--- AIM OF THE TASK ---
What is needed is a copy of each line in the listing below that contains "values".

--- EXERCISE DATA ---
====

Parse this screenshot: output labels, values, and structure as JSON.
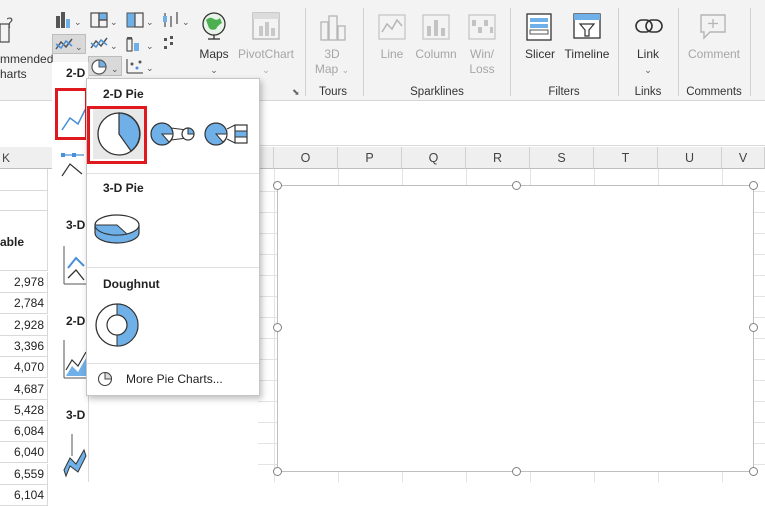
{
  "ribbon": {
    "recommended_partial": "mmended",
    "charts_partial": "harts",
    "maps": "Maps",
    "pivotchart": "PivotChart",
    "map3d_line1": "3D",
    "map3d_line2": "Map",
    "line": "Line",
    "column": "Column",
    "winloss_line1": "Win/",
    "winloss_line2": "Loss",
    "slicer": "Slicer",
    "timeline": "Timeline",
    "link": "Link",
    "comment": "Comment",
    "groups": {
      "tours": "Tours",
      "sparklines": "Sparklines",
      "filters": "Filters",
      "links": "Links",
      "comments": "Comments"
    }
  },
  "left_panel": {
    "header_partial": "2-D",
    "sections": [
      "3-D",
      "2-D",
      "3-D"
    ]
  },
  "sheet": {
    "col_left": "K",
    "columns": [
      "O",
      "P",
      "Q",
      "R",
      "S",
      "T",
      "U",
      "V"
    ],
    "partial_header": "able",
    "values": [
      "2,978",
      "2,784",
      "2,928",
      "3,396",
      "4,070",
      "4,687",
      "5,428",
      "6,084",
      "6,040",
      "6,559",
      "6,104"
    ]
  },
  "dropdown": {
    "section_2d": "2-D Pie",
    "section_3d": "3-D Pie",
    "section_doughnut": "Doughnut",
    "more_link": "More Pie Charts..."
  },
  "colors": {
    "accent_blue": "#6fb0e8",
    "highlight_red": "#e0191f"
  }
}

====

--- WRITTEN RESPONSE ---
Parse this screenshot: output labels, values, and structure as JSON.
    "values": [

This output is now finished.